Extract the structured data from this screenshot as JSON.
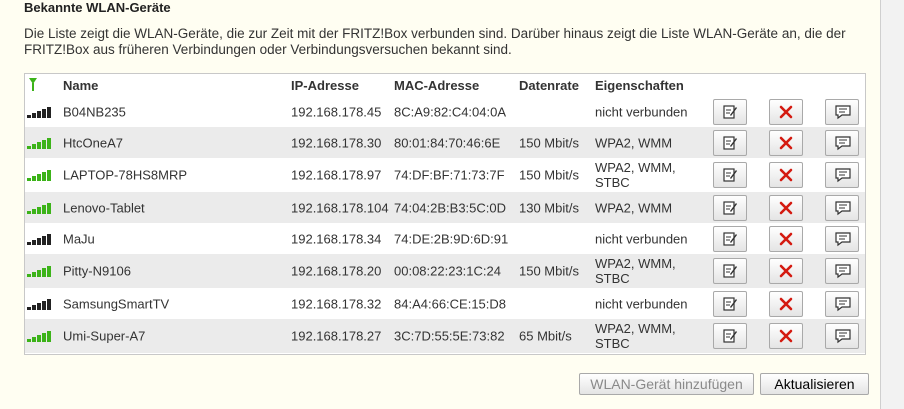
{
  "heading": "Bekannte WLAN-Geräte",
  "intro": "Die Liste zeigt die WLAN-Geräte, die zur Zeit mit der FRITZ!Box verbunden sind. Darüber hinaus zeigt die Liste WLAN-Geräte an, die der FRITZ!Box aus früheren Verbindungen oder Verbindungsversuchen bekannt sind.",
  "columns": {
    "name": "Name",
    "ip": "IP-Adresse",
    "mac": "MAC-Adresse",
    "rate": "Datenrate",
    "props": "Eigenschaften"
  },
  "colors": {
    "signal_active": "#3cb319",
    "signal_inactive": "#222222",
    "delete": "#d41a10"
  },
  "icons": {
    "antenna": "antenna-icon",
    "signal": "signal-strength-icon",
    "edit": "edit-icon",
    "delete": "delete-icon",
    "details": "details-icon"
  },
  "devices": [
    {
      "name": "B04NB235",
      "ip": "192.168.178.45",
      "mac": "8C:A9:82:C4:04:0A",
      "rate": "",
      "props": "nicht verbunden",
      "connected": false
    },
    {
      "name": "HtcOneA7",
      "ip": "192.168.178.30",
      "mac": "80:01:84:70:46:6E",
      "rate": "150 Mbit/s",
      "props": "WPA2, WMM",
      "connected": true
    },
    {
      "name": "LAPTOP-78HS8MRP",
      "ip": "192.168.178.97",
      "mac": "74:DF:BF:71:73:7F",
      "rate": "150 Mbit/s",
      "props": "WPA2, WMM, STBC",
      "connected": true
    },
    {
      "name": "Lenovo-Tablet",
      "ip": "192.168.178.104",
      "mac": "74:04:2B:B3:5C:0D",
      "rate": "130 Mbit/s",
      "props": "WPA2, WMM",
      "connected": true
    },
    {
      "name": "MaJu",
      "ip": "192.168.178.34",
      "mac": "74:DE:2B:9D:6D:91",
      "rate": "",
      "props": "nicht verbunden",
      "connected": false
    },
    {
      "name": "Pitty-N9106",
      "ip": "192.168.178.20",
      "mac": "00:08:22:23:1C:24",
      "rate": "150 Mbit/s",
      "props": "WPA2, WMM, STBC",
      "connected": true
    },
    {
      "name": "SamsungSmartTV",
      "ip": "192.168.178.32",
      "mac": "84:A4:66:CE:15:D8",
      "rate": "",
      "props": "nicht verbunden",
      "connected": false
    },
    {
      "name": "Umi-Super-A7",
      "ip": "192.168.178.27",
      "mac": "3C:7D:55:5E:73:82",
      "rate": "65 Mbit/s",
      "props": "WPA2, WMM, STBC",
      "connected": true
    }
  ],
  "buttons": {
    "add": "WLAN-Gerät hinzufügen",
    "refresh": "Aktualisieren"
  }
}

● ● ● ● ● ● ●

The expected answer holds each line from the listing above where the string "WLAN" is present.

▶ **Result of this task**
  "heading": "Bekannte WLAN-Geräte",
  "intro": "Die Liste zeigt die WLAN-Geräte, die zur Zeit mit der FRITZ!Box verbunden sind. Darüber hinaus zeigt die Liste WLAN-Geräte an, die der FRITZ!Box aus früheren Verbindungen oder Verbindungsversuchen bekannt sind.",
    "add": "WLAN-Gerät hinzufügen",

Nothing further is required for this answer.